---- DATA UNDER STUDY

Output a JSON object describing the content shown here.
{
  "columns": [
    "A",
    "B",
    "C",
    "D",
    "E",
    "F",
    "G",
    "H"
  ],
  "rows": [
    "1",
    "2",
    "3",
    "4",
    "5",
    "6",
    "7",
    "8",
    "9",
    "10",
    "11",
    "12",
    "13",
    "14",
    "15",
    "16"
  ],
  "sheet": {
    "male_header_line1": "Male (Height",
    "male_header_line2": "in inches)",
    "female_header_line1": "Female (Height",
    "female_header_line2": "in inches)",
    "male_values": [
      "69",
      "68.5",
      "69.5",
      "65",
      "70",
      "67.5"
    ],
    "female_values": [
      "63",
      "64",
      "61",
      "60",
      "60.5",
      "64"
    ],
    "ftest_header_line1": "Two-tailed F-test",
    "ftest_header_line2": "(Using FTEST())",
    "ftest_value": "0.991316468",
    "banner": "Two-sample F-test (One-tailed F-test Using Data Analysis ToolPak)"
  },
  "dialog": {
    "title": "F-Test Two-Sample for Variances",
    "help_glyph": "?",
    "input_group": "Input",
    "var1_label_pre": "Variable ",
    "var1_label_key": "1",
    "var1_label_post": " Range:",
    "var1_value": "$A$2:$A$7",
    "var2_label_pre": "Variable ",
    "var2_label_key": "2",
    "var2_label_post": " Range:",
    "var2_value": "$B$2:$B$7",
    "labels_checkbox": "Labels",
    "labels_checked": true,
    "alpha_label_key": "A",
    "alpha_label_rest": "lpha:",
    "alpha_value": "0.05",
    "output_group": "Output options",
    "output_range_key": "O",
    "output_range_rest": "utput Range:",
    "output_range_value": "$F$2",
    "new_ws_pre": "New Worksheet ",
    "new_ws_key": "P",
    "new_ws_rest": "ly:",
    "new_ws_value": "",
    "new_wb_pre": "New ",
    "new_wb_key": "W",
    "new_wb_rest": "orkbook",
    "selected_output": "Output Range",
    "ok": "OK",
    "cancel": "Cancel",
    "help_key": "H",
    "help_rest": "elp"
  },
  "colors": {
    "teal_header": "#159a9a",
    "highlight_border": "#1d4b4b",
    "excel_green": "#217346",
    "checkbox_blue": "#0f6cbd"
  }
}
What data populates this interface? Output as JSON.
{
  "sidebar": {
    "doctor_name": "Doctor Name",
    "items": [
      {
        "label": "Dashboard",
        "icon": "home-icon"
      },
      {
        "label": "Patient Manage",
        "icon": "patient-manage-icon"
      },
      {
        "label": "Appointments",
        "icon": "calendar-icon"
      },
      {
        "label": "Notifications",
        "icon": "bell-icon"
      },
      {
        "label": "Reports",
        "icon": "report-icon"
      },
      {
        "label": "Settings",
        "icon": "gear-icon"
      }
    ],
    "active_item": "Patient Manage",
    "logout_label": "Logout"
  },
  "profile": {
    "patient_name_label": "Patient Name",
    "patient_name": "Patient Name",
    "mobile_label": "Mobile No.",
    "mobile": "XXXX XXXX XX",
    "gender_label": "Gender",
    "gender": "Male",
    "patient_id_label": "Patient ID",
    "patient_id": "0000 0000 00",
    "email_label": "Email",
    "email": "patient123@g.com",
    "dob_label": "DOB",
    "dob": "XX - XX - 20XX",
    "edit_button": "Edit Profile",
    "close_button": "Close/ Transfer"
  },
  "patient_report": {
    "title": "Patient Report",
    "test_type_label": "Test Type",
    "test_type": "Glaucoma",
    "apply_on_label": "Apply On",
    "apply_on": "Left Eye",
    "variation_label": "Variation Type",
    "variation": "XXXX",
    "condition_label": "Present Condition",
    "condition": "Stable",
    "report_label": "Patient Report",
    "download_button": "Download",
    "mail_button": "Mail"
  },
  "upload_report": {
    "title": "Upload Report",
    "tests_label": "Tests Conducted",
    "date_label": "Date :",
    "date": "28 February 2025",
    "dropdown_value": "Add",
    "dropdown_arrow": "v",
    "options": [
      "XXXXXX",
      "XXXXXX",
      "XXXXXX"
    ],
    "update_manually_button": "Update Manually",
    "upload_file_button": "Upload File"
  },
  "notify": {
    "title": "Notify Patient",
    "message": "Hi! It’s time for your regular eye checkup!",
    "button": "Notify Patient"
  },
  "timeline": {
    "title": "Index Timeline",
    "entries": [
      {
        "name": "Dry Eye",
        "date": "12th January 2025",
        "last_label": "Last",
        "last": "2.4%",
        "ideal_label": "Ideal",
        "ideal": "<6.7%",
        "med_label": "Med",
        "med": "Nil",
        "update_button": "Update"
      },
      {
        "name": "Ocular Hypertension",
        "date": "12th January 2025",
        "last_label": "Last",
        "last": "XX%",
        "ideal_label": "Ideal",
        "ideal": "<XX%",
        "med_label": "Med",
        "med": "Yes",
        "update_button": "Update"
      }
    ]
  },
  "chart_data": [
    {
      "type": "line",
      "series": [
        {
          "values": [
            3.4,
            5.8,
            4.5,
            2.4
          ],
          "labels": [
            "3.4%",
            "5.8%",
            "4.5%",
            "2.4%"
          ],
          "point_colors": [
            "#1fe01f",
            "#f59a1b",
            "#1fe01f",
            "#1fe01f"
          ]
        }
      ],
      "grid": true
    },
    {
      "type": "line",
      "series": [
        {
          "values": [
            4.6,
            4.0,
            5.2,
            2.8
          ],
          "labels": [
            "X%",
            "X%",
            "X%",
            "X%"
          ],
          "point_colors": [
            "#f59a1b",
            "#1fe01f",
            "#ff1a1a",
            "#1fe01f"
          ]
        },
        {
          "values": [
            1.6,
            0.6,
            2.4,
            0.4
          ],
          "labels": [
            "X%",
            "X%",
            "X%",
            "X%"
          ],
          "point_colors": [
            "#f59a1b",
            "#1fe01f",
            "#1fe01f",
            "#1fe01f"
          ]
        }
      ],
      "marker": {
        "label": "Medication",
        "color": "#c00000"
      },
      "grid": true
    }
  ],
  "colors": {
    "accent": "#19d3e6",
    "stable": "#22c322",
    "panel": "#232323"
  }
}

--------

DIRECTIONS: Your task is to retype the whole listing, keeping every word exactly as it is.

THE ANSWER:
Output a JSON object describing the content shown here.
{
  "columns": [
    "A",
    "B",
    "C",
    "D",
    "E",
    "F",
    "G",
    "H"
  ],
  "rows": [
    "1",
    "2",
    "3",
    "4",
    "5",
    "6",
    "7",
    "8",
    "9",
    "10",
    "11",
    "12",
    "13",
    "14",
    "15",
    "16"
  ],
  "sheet": {
    "male_header_line1": "Male (Height",
    "male_header_line2": "in inches)",
    "female_header_line1": "Female (Height",
    "female_header_line2": "in inches)",
    "male_values": [
      "69",
      "68.5",
      "69.5",
      "65",
      "70",
      "67.5"
    ],
    "female_values": [
      "63",
      "64",
      "61",
      "60",
      "60.5",
      "64"
    ],
    "ftest_header_line1": "Two-tailed F-test",
    "ftest_header_line2": "(Using FTEST())",
    "ftest_value": "0.991316468",
    "banner": "Two-sample F-test (One-tailed F-test Using Data Analysis ToolPak)"
  },
  "dialog": {
    "title": "F-Test Two-Sample for Variances",
    "help_glyph": "?",
    "input_group": "Input",
    "var1_label_pre": "Variable ",
    "var1_label_key": "1",
    "var1_label_post": " Range:",
    "var1_value": "$A$2:$A$7",
    "var2_label_pre": "Variable ",
    "var2_label_key": "2",
    "var2_label_post": " Range:",
    "var2_value": "$B$2:$B$7",
    "labels_checkbox": "Labels",
    "labels_checked": true,
    "alpha_label_key": "A",
    "alpha_label_rest": "lpha:",
    "alpha_value": "0.05",
    "output_group": "Output options",
    "output_range_key": "O",
    "output_range_rest": "utput Range:",
    "output_range_value": "$F$2",
    "new_ws_pre": "New Worksheet ",
    "new_ws_key": "P",
    "new_ws_rest": "ly:",
    "new_ws_value": "",
    "new_wb_pre": "New ",
    "new_wb_key": "W",
    "new_wb_rest": "orkbook",
    "selected_output": "Output Range",
    "ok": "OK",
    "cancel": "Cancel",
    "help_key": "H",
    "help_rest": "elp"
  },
  "colors": {
    "teal_header": "#159a9a",
    "highlight_border": "#1d4b4b",
    "excel_green": "#217346",
    "checkbox_blue": "#0f6cbd"
  }
}
What data populates this interface? Output as JSON.
{
  "sidebar": {
    "doctor_name": "Doctor Name",
    "items": [
      {
        "label": "Dashboard",
        "icon": "home-icon"
      },
      {
        "label": "Patient Manage",
        "icon": "patient-manage-icon"
      },
      {
        "label": "Appointments",
        "icon": "calendar-icon"
      },
      {
        "label": "Notifications",
        "icon": "bell-icon"
      },
      {
        "label": "Reports",
        "icon": "report-icon"
      },
      {
        "label": "Settings",
        "icon": "gear-icon"
      }
    ],
    "active_item": "Patient Manage",
    "logout_label": "Logout"
  },
  "profile": {
    "patient_name_label": "Patient Name",
    "patient_name": "Patient Name",
    "mobile_label": "Mobile No.",
    "mobile": "XXXX XXXX XX",
    "gender_label": "Gender",
    "gender": "Male",
    "patient_id_label": "Patient ID",
    "patient_id": "0000 0000 00",
    "email_label": "Email",
    "email": "patient123@g.com",
    "dob_label": "DOB",
    "dob": "XX - XX - 20XX",
    "edit_button": "Edit Profile",
    "close_button": "Close/ Transfer"
  },
  "patient_report": {
    "title": "Patient Report",
    "test_type_label": "Test Type",
    "test_type": "Glaucoma",
    "apply_on_label": "Apply On",
    "apply_on": "Left Eye",
    "variation_label": "Variation Type",
    "variation": "XXXX",
    "condition_label": "Present Condition",
    "condition": "Stable",
    "report_label": "Patient Report",
    "download_button": "Download",
    "mail_button": "Mail"
  },
  "upload_report": {
    "title": "Upload Report",
    "tests_label": "Tests Conducted",
    "date_label": "Date :",
    "date": "28 February 2025",
    "dropdown_value": "Add",
    "dropdown_arrow": "v",
    "options": [
      "XXXXXX",
      "XXXXXX",
      "XXXXXX"
    ],
    "update_manually_button": "Update Manually",
    "upload_file_button": "Upload File"
  },
  "notify": {
    "title": "Notify Patient",
    "message": "Hi! It’s time for your regular eye checkup!",
    "button": "Notify Patient"
  },
  "timeline": {
    "title": "Index Timeline",
    "entries": [
      {
        "name": "Dry Eye",
        "date": "12th January 2025",
        "last_label": "Last",
        "last": "2.4%",
        "ideal_label": "Ideal",
        "ideal": "<6.7%",
        "med_label": "Med",
        "med": "Nil",
        "update_button": "Update"
      },
      {
        "name": "Ocular Hypertension",
        "date": "12th January 2025",
        "last_label": "Last",
        "last": "XX%",
        "ideal_label": "Ideal",
        "ideal": "<XX%",
        "med_label": "Med",
        "med": "Yes",
        "update_button": "Update"
      }
    ]
  },
  "chart_data": [
    {
      "type": "line",
      "series": [
        {
          "values": [
            3.4,
            5.8,
            4.5,
            2.4
          ],
          "labels": [
            "3.4%",
            "5.8%",
            "4.5%",
            "2.4%"
          ],
          "point_colors": [
            "#1fe01f",
            "#f59a1b",
            "#1fe01f",
            "#1fe01f"
          ]
        }
      ],
      "grid": true
    },
    {
      "type": "line",
      "series": [
        {
          "values": [
            4.6,
            4.0,
            5.2,
            2.8
          ],
          "labels": [
            "X%",
            "X%",
            "X%",
            "X%"
          ],
          "point_colors": [
            "#f59a1b",
            "#1fe01f",
            "#ff1a1a",
            "#1fe01f"
          ]
        },
        {
          "values": [
            1.6,
            0.6,
            2.4,
            0.4
          ],
          "labels": [
            "X%",
            "X%",
            "X%",
            "X%"
          ],
          "point_colors": [
            "#f59a1b",
            "#1fe01f",
            "#1fe01f",
            "#1fe01f"
          ]
        }
      ],
      "marker": {
        "label": "Medication",
        "color": "#c00000"
      },
      "grid": true
    }
  ],
  "colors": {
    "accent": "#19d3e6",
    "stable": "#22c322",
    "panel": "#232323"
  }
}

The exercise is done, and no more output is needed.